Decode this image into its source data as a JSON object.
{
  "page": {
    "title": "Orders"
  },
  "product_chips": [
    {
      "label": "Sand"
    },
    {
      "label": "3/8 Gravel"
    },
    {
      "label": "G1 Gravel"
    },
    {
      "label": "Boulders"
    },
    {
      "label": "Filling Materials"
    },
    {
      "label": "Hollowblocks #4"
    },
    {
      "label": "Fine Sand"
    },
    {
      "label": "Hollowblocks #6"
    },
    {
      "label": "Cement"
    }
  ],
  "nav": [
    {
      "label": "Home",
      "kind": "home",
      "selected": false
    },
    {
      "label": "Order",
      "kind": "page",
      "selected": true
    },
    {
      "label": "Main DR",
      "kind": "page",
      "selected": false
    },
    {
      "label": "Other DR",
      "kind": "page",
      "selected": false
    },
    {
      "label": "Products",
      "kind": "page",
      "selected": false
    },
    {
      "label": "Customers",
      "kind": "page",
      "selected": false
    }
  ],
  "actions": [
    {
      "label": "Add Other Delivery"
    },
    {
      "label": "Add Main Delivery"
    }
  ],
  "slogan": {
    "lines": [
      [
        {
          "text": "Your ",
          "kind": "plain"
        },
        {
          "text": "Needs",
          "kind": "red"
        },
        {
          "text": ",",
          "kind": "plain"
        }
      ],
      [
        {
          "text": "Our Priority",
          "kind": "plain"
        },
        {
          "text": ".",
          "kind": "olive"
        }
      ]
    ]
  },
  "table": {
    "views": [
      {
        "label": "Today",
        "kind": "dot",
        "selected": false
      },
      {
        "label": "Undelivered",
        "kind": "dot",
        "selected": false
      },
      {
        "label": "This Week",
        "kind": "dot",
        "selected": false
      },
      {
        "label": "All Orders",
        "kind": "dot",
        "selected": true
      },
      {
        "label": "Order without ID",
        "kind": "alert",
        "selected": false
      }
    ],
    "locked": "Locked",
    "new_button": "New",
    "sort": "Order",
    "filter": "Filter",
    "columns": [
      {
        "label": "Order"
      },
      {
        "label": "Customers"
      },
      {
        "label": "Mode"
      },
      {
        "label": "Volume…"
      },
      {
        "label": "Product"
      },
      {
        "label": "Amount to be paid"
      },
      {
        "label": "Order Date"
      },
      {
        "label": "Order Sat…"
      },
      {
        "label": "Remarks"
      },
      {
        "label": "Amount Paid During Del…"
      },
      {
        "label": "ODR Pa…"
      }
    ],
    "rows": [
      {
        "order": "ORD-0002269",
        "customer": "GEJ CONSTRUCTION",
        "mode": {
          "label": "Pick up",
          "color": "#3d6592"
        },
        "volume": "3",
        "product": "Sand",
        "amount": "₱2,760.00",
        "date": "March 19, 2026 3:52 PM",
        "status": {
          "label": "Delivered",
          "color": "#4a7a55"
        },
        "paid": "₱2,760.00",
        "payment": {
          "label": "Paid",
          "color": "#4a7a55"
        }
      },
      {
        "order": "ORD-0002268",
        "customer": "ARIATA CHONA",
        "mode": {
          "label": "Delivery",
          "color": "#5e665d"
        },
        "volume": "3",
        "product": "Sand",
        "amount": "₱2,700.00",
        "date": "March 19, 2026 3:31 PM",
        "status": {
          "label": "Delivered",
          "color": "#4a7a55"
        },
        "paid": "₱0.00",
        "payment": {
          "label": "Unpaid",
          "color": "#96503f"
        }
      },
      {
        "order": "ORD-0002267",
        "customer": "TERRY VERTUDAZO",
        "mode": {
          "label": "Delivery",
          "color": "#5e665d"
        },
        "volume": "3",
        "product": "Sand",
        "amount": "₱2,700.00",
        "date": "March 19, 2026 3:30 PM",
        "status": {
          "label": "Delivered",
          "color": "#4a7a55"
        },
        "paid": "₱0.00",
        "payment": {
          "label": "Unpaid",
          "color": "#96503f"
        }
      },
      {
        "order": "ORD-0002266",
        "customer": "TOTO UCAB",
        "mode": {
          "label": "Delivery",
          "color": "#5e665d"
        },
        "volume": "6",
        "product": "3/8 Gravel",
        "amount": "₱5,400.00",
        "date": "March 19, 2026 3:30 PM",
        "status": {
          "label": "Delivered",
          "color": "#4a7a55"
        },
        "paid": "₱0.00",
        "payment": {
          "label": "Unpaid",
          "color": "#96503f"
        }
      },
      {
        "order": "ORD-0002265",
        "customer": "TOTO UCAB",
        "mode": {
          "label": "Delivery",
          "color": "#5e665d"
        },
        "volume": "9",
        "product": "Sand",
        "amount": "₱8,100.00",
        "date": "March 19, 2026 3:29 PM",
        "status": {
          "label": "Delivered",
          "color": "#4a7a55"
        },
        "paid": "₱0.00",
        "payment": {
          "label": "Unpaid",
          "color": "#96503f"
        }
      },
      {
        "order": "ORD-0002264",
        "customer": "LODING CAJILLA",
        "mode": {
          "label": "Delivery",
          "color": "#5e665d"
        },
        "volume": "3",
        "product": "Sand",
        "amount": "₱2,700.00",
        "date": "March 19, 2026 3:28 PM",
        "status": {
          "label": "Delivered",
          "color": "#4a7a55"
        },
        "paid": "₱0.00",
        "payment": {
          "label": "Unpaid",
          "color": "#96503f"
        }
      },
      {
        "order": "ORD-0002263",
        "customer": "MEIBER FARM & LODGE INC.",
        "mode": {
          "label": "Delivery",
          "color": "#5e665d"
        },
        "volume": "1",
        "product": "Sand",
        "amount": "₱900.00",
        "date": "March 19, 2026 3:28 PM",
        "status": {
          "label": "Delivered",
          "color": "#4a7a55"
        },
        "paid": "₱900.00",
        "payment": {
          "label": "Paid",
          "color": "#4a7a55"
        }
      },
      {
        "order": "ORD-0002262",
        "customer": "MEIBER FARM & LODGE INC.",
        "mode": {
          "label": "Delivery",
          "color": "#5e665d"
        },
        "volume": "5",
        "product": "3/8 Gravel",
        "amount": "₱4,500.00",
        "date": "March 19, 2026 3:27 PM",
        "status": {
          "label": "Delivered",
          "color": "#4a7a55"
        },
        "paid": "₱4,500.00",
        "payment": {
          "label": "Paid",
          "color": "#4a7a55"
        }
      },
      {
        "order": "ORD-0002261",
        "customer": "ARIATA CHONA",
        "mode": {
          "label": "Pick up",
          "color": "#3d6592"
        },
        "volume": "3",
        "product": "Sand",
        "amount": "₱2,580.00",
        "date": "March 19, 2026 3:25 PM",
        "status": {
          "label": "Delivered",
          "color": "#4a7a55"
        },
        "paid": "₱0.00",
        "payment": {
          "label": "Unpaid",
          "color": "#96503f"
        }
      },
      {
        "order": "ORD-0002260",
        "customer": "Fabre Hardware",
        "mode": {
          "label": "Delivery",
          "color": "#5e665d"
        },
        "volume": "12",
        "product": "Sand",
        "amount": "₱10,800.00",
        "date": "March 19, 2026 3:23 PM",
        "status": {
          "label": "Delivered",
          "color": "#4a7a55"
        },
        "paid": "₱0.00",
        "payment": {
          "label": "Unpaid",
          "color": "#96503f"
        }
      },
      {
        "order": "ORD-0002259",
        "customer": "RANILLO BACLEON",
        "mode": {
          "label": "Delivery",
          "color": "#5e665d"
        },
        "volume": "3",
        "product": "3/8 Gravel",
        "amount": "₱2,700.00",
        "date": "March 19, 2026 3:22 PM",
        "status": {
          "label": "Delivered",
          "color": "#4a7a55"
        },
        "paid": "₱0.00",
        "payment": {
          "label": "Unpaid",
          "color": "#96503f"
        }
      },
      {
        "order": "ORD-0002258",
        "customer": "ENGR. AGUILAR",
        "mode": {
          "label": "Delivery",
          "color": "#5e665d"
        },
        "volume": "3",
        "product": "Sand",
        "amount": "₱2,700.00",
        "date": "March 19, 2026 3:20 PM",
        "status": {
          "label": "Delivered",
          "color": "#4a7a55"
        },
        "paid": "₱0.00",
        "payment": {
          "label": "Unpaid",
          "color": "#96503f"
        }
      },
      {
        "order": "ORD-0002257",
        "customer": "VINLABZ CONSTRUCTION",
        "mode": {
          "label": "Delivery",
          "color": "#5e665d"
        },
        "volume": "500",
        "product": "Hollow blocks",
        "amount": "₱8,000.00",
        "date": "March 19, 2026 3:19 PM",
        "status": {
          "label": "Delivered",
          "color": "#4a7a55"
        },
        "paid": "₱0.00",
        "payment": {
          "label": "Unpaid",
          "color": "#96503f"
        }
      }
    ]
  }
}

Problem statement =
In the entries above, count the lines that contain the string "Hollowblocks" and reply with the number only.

The answer =
2